Supplied material →
= = = = = = =

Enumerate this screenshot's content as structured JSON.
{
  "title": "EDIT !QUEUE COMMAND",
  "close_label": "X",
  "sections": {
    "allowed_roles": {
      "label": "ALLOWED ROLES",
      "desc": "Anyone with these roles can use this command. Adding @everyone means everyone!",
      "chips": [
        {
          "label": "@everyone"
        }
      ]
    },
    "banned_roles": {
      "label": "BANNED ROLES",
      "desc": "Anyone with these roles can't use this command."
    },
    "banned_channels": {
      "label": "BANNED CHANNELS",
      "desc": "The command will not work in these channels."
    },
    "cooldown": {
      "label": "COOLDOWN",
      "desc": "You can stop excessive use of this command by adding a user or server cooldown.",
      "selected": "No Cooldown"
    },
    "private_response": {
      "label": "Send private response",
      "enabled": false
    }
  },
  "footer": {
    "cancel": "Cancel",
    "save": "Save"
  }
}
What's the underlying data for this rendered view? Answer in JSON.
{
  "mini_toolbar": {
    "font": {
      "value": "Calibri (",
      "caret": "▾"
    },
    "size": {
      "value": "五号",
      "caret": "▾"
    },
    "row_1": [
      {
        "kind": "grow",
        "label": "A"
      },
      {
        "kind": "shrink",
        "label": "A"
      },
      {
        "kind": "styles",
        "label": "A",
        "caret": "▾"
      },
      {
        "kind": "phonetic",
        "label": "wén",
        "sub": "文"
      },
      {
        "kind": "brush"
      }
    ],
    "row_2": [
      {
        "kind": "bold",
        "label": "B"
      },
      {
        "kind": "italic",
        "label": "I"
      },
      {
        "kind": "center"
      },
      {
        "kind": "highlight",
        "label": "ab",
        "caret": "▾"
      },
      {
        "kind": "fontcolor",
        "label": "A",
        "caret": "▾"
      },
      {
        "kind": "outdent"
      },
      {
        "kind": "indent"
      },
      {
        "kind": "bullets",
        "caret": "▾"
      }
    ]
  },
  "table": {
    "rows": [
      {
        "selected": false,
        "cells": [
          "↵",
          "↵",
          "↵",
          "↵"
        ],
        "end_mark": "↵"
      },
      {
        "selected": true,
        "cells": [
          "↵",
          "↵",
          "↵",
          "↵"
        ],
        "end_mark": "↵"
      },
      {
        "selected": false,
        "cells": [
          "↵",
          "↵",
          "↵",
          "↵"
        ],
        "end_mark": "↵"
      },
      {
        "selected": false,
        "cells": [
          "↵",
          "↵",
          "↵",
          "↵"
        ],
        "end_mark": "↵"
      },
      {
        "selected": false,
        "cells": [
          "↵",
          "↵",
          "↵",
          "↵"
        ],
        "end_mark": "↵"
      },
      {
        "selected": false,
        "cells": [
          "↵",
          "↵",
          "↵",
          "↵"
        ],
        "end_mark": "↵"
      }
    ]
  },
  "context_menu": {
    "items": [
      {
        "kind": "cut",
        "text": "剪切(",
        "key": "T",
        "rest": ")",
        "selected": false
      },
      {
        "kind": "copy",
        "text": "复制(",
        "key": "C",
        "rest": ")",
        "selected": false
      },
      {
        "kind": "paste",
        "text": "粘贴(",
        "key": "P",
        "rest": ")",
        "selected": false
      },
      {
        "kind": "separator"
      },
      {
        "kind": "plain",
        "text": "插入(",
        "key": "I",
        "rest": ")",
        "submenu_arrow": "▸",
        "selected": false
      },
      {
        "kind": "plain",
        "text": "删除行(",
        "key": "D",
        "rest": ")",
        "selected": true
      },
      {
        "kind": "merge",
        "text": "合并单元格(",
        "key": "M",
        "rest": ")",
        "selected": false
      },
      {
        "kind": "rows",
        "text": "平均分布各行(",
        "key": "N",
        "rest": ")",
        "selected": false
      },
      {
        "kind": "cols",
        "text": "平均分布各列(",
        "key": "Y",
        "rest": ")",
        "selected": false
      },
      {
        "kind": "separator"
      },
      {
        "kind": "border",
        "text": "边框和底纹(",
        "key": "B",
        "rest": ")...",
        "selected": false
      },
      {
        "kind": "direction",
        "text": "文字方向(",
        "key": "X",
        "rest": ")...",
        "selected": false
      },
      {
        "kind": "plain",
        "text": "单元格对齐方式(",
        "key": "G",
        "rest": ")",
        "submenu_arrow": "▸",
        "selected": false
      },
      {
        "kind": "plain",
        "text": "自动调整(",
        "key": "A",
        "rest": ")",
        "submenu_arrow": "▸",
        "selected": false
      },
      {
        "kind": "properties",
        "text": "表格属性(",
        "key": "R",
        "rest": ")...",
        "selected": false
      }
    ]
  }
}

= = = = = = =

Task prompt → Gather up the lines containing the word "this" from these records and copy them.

The completed task →
Enumerate this screenshot's content as structured JSON.
      "desc": "Anyone with these roles can use this command. Adding @everyone means everyone!",
      "desc": "Anyone with these roles can't use this command."
      "desc": "You can stop excessive use of this command by adding a user or server cooldown.",
What's the underlying data for this rendered view? Answer in JSON.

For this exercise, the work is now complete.